The trade dispute between China and the United States continues to make headlines, with China retaliating with new tariffs. The tensions result in part from concerns over unfair trade practices and theft of U.S. intellectual property.
I. Rafael Reif, president of MIT, believes these concerns should be addressed through expert, decisive action. “But it would be a mistake to think that an aggressive defense alone will somehow prevent China’s technological success—or ensure America’s own,” he writes in The New York Times.
He adds that China is not an also ran that mainly copies others’ ideas. “The country is advancing aggressively to assert technological supremacy in critical fields of science and technology,” he says.
He cites several examples:
- China’s Alibaba is battling Google for quantum supremacy.
- China’s Huawei leads in 5G, spending two-and-a-half times as much on R&D as Nokia and Ericsson.
- The Chinese-designed and -built Fuxing bullet train is the world’s fastest in regular operation.
- China is moving forward with its Made in China 2025 strategy to become a world leader in manufacturing.
Reif adds that China is a leader in mobile payment and facial and spoken-language recognition and is making bold investments in biotechnology and space.
“In short,” he writes, “stopping intellectual property theft and unfair trade practices—even if fully effective—would not allow the United States to relax back into a position of unquestioned innovation leadership.”

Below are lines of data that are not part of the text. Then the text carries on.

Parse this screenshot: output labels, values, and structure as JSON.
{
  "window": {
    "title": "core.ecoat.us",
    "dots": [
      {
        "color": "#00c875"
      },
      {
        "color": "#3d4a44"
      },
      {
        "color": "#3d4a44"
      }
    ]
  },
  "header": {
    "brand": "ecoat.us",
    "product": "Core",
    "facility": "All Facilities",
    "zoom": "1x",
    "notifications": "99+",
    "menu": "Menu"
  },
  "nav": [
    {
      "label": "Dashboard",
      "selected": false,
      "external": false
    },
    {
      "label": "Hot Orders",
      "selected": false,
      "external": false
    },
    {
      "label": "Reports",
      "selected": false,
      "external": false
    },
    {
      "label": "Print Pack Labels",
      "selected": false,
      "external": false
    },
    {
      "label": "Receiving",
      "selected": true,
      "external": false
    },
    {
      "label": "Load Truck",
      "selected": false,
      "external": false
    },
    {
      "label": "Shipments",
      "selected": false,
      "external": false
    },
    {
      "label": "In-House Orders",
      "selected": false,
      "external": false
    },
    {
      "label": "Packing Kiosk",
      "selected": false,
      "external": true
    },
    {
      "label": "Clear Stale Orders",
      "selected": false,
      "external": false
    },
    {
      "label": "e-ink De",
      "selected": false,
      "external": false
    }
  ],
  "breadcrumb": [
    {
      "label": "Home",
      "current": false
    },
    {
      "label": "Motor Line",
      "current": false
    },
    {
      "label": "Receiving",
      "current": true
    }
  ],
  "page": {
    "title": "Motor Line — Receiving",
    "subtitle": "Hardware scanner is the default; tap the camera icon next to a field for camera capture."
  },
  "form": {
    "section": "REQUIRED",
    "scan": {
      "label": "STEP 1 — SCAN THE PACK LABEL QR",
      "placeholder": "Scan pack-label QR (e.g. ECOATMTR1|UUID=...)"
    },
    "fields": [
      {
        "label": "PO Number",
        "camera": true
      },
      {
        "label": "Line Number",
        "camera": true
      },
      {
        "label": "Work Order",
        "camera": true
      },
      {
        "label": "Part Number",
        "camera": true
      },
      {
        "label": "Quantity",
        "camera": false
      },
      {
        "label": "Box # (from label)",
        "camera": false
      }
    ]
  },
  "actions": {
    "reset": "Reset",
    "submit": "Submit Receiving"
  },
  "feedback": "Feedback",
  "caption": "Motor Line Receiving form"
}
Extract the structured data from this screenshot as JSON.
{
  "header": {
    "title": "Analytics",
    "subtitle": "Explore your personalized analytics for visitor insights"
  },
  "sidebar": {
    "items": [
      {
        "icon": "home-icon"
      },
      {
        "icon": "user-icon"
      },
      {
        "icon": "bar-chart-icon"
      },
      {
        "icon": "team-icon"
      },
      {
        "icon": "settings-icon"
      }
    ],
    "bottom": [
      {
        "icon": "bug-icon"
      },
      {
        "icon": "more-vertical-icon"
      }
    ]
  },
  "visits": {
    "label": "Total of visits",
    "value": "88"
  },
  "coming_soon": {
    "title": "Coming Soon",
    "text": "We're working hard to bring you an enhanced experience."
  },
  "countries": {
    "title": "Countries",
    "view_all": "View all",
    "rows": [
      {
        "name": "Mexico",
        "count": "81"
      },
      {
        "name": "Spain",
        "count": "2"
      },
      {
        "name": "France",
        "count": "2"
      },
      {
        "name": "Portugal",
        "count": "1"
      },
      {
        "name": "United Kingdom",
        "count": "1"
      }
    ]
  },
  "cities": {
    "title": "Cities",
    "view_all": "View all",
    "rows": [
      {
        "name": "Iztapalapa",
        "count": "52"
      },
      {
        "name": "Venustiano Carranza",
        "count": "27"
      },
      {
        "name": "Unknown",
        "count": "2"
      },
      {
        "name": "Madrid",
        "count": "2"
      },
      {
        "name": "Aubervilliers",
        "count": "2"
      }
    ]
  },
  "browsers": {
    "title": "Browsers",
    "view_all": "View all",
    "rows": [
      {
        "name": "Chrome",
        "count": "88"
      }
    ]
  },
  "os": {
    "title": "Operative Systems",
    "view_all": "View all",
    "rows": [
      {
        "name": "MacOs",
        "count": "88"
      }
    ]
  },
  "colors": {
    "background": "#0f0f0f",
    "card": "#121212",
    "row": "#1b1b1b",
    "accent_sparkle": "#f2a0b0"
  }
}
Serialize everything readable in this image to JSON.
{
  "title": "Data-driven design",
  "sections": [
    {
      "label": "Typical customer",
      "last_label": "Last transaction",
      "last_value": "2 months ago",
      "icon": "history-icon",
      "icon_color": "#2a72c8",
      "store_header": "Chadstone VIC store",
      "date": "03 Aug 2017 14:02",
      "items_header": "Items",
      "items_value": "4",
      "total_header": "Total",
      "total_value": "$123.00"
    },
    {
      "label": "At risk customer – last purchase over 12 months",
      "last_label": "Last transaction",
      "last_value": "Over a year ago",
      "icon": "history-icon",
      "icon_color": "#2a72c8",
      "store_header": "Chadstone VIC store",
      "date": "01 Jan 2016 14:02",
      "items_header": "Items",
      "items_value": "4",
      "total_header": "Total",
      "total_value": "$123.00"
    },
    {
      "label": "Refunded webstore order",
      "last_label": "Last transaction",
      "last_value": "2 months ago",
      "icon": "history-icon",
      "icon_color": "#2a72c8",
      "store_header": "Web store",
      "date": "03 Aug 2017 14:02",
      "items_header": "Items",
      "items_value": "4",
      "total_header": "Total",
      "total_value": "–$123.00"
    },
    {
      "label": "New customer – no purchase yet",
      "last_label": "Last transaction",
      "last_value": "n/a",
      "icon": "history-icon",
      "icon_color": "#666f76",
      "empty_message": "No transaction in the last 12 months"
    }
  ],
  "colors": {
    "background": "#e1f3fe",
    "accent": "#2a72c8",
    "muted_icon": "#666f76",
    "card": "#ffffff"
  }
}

Reif recommends a stable, targeted multiyear funding strategy for AI; university-government partnerships as mechanisms to promote early-stage research; and initiatives to develop home-grown talent and welcome talent from abroad.
“As a nation, the United States needs to change its focus from merely reacting to China’s actions to building a farsighted national strategy for sustaining American leadership in science and innovation,” he writes. “If all we do in response to China’s ambition is to try to double-lock all our doors, I believe we will lock ourselves into mediocrity.”